In Sedgwick County, health officials said Sunday that 14,822 cases of coronavirus had been documented since March with an increase of 518 in the latest update. The 208 intensive-care unit beds at Via Christi and Wesley hospitals in Wichita were occupied last week for the first time in the pandemic, and the county’s rolling 14-day average of positive tests surpassed 20%.

Norman urged Kansans to practice social distancing and to wear a mask in a bid to deter expansion of COVID-19 in communities.

“These are proven methods to slow the spread and the only tools we have until a vaccine is readily available,” the KDHE secretary said.

On Tuesday, Gov. Laura Kelly and Norman will conduct a joint coronavirus briefing at the Capitol broadcast live at 4 p.m. on Facebook. KDHE publicly releases COVID-19 updates on Monday, Wednesday and Friday. The briefing with Kelly and Norman was scheduled to avoid confict with Veteran’s Day observances on Wednesday.

KDHE reported Monday the latest tracking reports pointed to 103,553 cases of infection, 4,138 hospitalizations and 1,181 deaths since the outbreak transitioned in March to Kansas. That reflected increases since Friday’s report from KDHE of 5,920 cases, 71 hospitalizations and 15 deaths.

And, here were those cumulative numbers from KDHE two weeks ago on Oct. 26: 78,676 cases, 3,646 hospitalizations annd 976 fatalities.

Kelly, the Democratic governor, issued a mask mandate in July.
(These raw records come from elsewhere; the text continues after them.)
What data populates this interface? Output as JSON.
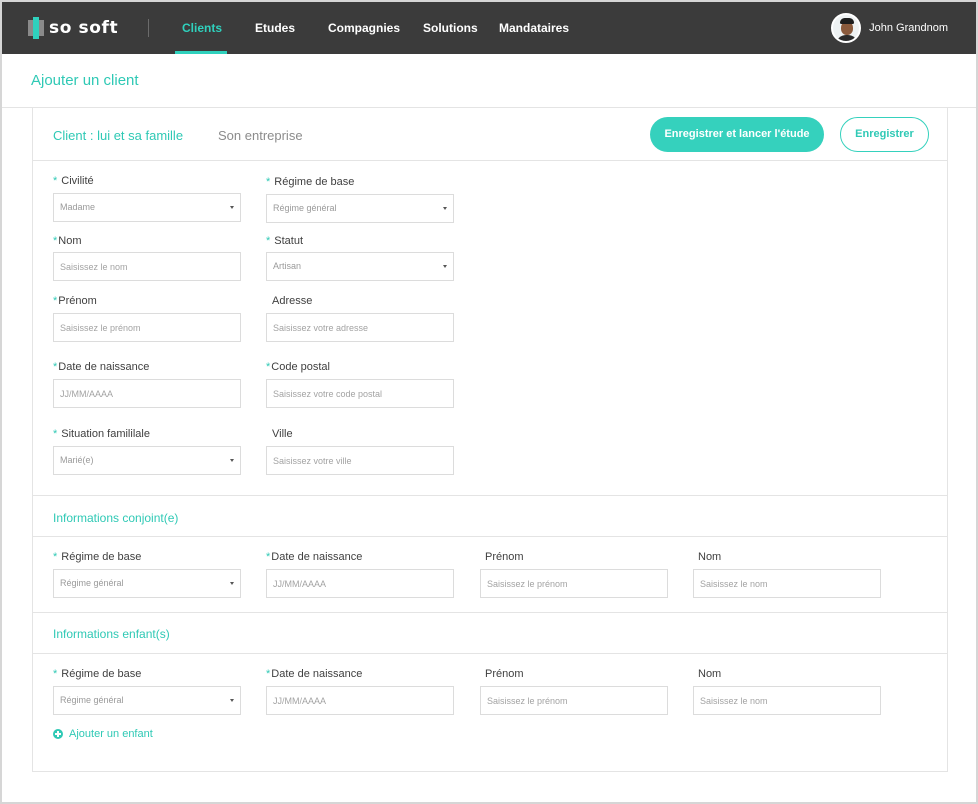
{
  "brand": {
    "name": "so soft"
  },
  "nav": {
    "items": [
      {
        "label": "Clients",
        "active": true
      },
      {
        "label": "Etudes",
        "active": false
      },
      {
        "label": "Compagnies",
        "active": false
      },
      {
        "label": "Solutions",
        "active": false
      },
      {
        "label": "Mandataires",
        "active": false
      }
    ],
    "user_name": "John Grandnom"
  },
  "page": {
    "title": "Ajouter un client"
  },
  "tabs": [
    {
      "label": "Client : lui et sa famille",
      "active": true
    },
    {
      "label": "Son entreprise",
      "active": false
    }
  ],
  "actions": {
    "save_and_start": "Enregistrer et lancer l'étude",
    "save": "Enregistrer"
  },
  "client": {
    "civilite": {
      "label": "Civilité",
      "value": "Madame"
    },
    "regime": {
      "label": "Régime de base",
      "value": "Régime général"
    },
    "nom": {
      "label": "Nom",
      "placeholder": "Saisissez le nom"
    },
    "statut": {
      "label": "Statut",
      "value": "Artisan"
    },
    "prenom": {
      "label": "Prénom",
      "placeholder": "Saisissez le prénom"
    },
    "adresse": {
      "label": "Adresse",
      "placeholder": "Saisissez votre adresse"
    },
    "naissance": {
      "label": "Date de naissance",
      "placeholder": "JJ/MM/AAAA"
    },
    "code_postal": {
      "label": "Code postal",
      "placeholder": "Saisissez votre code postal"
    },
    "situation": {
      "label": "Situation famililale",
      "value": "Marié(e)"
    },
    "ville": {
      "label": "Ville",
      "placeholder": "Saisissez votre ville"
    }
  },
  "conjoint": {
    "title": "Informations conjoint(e)",
    "regime": {
      "label": "Régime de base",
      "value": "Régime général"
    },
    "naissance": {
      "label": "Date de naissance",
      "placeholder": "JJ/MM/AAAA"
    },
    "prenom": {
      "label": "Prénom",
      "placeholder": "Saisissez le prénom"
    },
    "nom": {
      "label": "Nom",
      "placeholder": "Saisissez le nom"
    }
  },
  "enfants": {
    "title": "Informations enfant(s)",
    "regime": {
      "label": "Régime de base",
      "value": "Régime général"
    },
    "naissance": {
      "label": "Date de naissance",
      "placeholder": "JJ/MM/AAAA"
    },
    "prenom": {
      "label": "Prénom",
      "placeholder": "Saisissez le prénom"
    },
    "nom": {
      "label": "Nom",
      "placeholder": "Saisissez le nom"
    },
    "add_label": "Ajouter un enfant"
  },
  "colors": {
    "accent": "#2fc9b5",
    "topbar": "#3b3b3b"
  },
  "icons": {
    "add": "plus-circle-icon",
    "caret": "caret-down-icon",
    "avatar": "user-avatar"
  }
}
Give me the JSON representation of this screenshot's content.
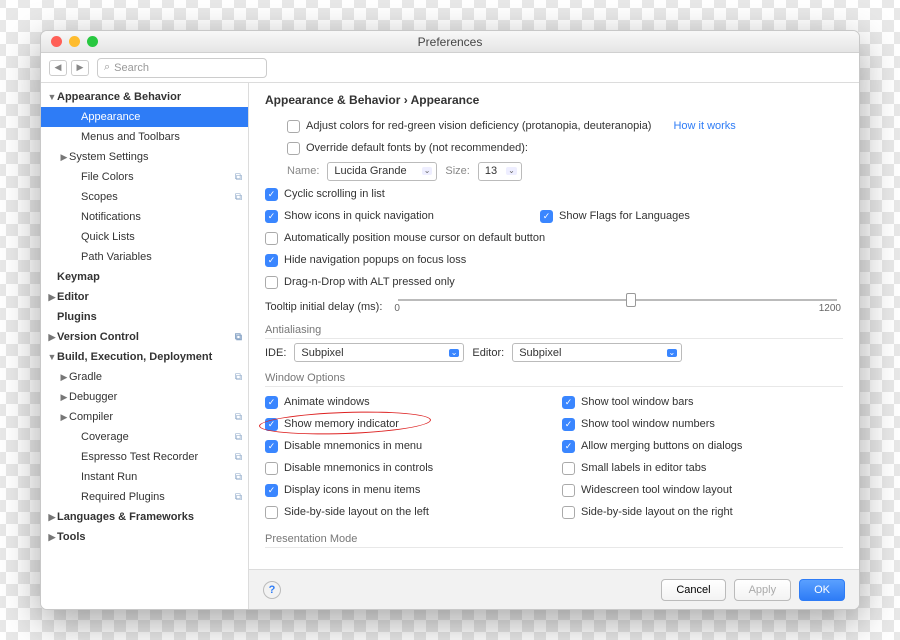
{
  "window": {
    "title": "Preferences"
  },
  "search": {
    "placeholder": "Search"
  },
  "breadcrumb": "Appearance & Behavior › Appearance",
  "sidebar": [
    {
      "label": "Appearance & Behavior",
      "level": 0,
      "expanded": true,
      "arrow": "▼"
    },
    {
      "label": "Appearance",
      "level": 1,
      "selected": true
    },
    {
      "label": "Menus and Toolbars",
      "level": 1
    },
    {
      "label": "System Settings",
      "level": 1,
      "arrow": "▶",
      "hasArrow": true
    },
    {
      "label": "File Colors",
      "level": 1,
      "badge": "⧉"
    },
    {
      "label": "Scopes",
      "level": 1,
      "badge": "⧉"
    },
    {
      "label": "Notifications",
      "level": 1
    },
    {
      "label": "Quick Lists",
      "level": 1
    },
    {
      "label": "Path Variables",
      "level": 1
    },
    {
      "label": "Keymap",
      "level": 0
    },
    {
      "label": "Editor",
      "level": 0,
      "arrow": "▶"
    },
    {
      "label": "Plugins",
      "level": 0
    },
    {
      "label": "Version Control",
      "level": 0,
      "arrow": "▶",
      "badge": "⧉"
    },
    {
      "label": "Build, Execution, Deployment",
      "level": 0,
      "expanded": true,
      "arrow": "▼"
    },
    {
      "label": "Gradle",
      "level": 1,
      "arrow": "▶",
      "hasArrow": true,
      "badge": "⧉"
    },
    {
      "label": "Debugger",
      "level": 1,
      "arrow": "▶",
      "hasArrow": true
    },
    {
      "label": "Compiler",
      "level": 1,
      "arrow": "▶",
      "hasArrow": true,
      "badge": "⧉"
    },
    {
      "label": "Coverage",
      "level": 1,
      "badge": "⧉"
    },
    {
      "label": "Espresso Test Recorder",
      "level": 1,
      "badge": "⧉"
    },
    {
      "label": "Instant Run",
      "level": 1,
      "badge": "⧉"
    },
    {
      "label": "Required Plugins",
      "level": 1,
      "badge": "⧉"
    },
    {
      "label": "Languages & Frameworks",
      "level": 0,
      "arrow": "▶"
    },
    {
      "label": "Tools",
      "level": 0,
      "arrow": "▶"
    }
  ],
  "opts": {
    "adjustColors": "Adjust colors for red-green vision deficiency (protanopia, deuteranopia)",
    "howItWorks": "How it works",
    "overrideFonts": "Override default fonts by (not recommended):",
    "nameLabel": "Name:",
    "fontName": "Lucida Grande",
    "sizeLabel": "Size:",
    "fontSize": "13",
    "cyclic": "Cyclic scrolling in list",
    "showIcons": "Show icons in quick navigation",
    "showFlags": "Show Flags for Languages",
    "autoPos": "Automatically position mouse cursor on default button",
    "hideNav": "Hide navigation popups on focus loss",
    "dnd": "Drag-n-Drop with ALT pressed only",
    "tooltipLabel": "Tooltip initial delay (ms):",
    "tooltipMin": "0",
    "tooltipMax": "1200"
  },
  "aa": {
    "section": "Antialiasing",
    "ideLabel": "IDE:",
    "ideValue": "Subpixel",
    "editorLabel": "Editor:",
    "editorValue": "Subpixel"
  },
  "win": {
    "section": "Window Options",
    "left": [
      {
        "label": "Animate windows",
        "checked": true
      },
      {
        "label": "Show memory indicator",
        "checked": true,
        "circled": true
      },
      {
        "label": "Disable mnemonics in menu",
        "checked": true
      },
      {
        "label": "Disable mnemonics in controls",
        "checked": false
      },
      {
        "label": "Display icons in menu items",
        "checked": true
      },
      {
        "label": "Side-by-side layout on the left",
        "checked": false
      }
    ],
    "right": [
      {
        "label": "Show tool window bars",
        "checked": true
      },
      {
        "label": "Show tool window numbers",
        "checked": true
      },
      {
        "label": "Allow merging buttons on dialogs",
        "checked": true
      },
      {
        "label": "Small labels in editor tabs",
        "checked": false
      },
      {
        "label": "Widescreen tool window layout",
        "checked": false
      },
      {
        "label": "Side-by-side layout on the right",
        "checked": false
      }
    ]
  },
  "presentation": "Presentation Mode",
  "footer": {
    "cancel": "Cancel",
    "apply": "Apply",
    "ok": "OK"
  }
}
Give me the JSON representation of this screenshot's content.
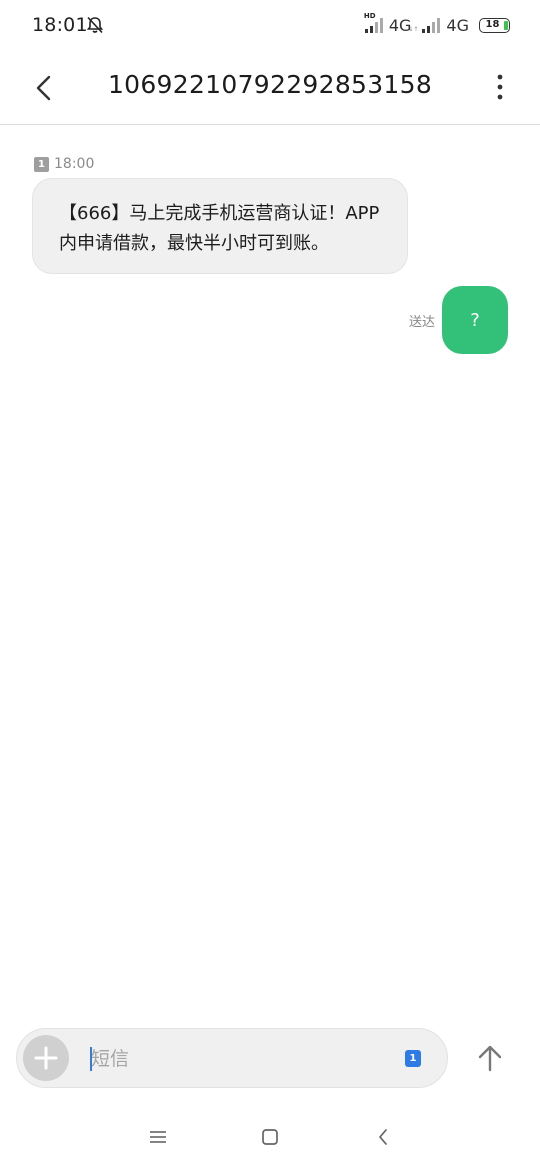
{
  "status_bar": {
    "time": "18:01",
    "network_1": "4G",
    "network_2": "4G",
    "hd_label": "HD",
    "battery": "18",
    "battery_fraction": 0.18,
    "icons": [
      "alarm-off-icon",
      "signal-icon",
      "signal-icon",
      "battery-icon"
    ]
  },
  "header": {
    "title": "1069221079229285315 8",
    "icons": [
      "back-arrow-icon",
      "more-vertical-icon"
    ]
  },
  "messages": [
    {
      "direction": "incoming",
      "sim": "1",
      "time": "18:00",
      "text": "【666】马上完成手机运营商认证！APP内申请借款，最快半小时可到账。"
    },
    {
      "direction": "outgoing",
      "status": "送达",
      "text": "?"
    }
  ],
  "composer": {
    "placeholder": "短信",
    "sim": "1",
    "icons": [
      "plus-icon",
      "send-arrow-up-icon"
    ]
  },
  "colors": {
    "outgoing_bubble": "#33c17a",
    "incoming_bubble": "#f0f0f0",
    "sim_badge": "#2f7be6",
    "battery_green": "#3fc24d"
  },
  "nav_bar": {
    "icons": [
      "menu-icon",
      "home-square-icon",
      "back-chevron-icon"
    ]
  }
}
She sought to have every Kansas resident to wear a mask in public places where 6 feet of social distancing couldn’t be maintained. The Republican-led Kansas Legislature pushed through a law that rendered the governor’s emergency directive as advisory. Eighty of the 105 counties opted out of the mask rule.

The governor and top Republican and Democratic leaders in the Legislature recently agreed to promote the idea of mask-wearing, which became a partisan political issue during the presidential election. It’s not clear that voluntary effort has made a difference in behavior among Kansans.

Our stories may be republished online or in print under Creative Commons license CC BY-NC-ND 4.0. We ask that you edit only for style or to shorten, provide proper attribution and link to our web site. Please see our republishing guidelines for use of photos and graphics.

Tim Carpenter
Tim Carpenter

Tim Carpenter has reported on Kansas for 35 years. He covered the Capitol for 16 years at the Topeka Capital-Journal and previously worked for the Lawrence Journal-World and United Press International. He has been recognized for investigative reporting on Kansas government and politics. He won the Kansas Press Association's Victor Murdock Award six times. The William Allen White Foundation honored him four times with its Burton Marvin News Enterprise Award. The Kansas City Press Club twice presented him its Journalist of the Year Award and more recently its Lifetime Achievement Award. He earned an agriculture degree at Kansas State University and grew up on a small dairy and beef cattle farm in Missouri. He is an amateur woodworker and drives Studebaker cars.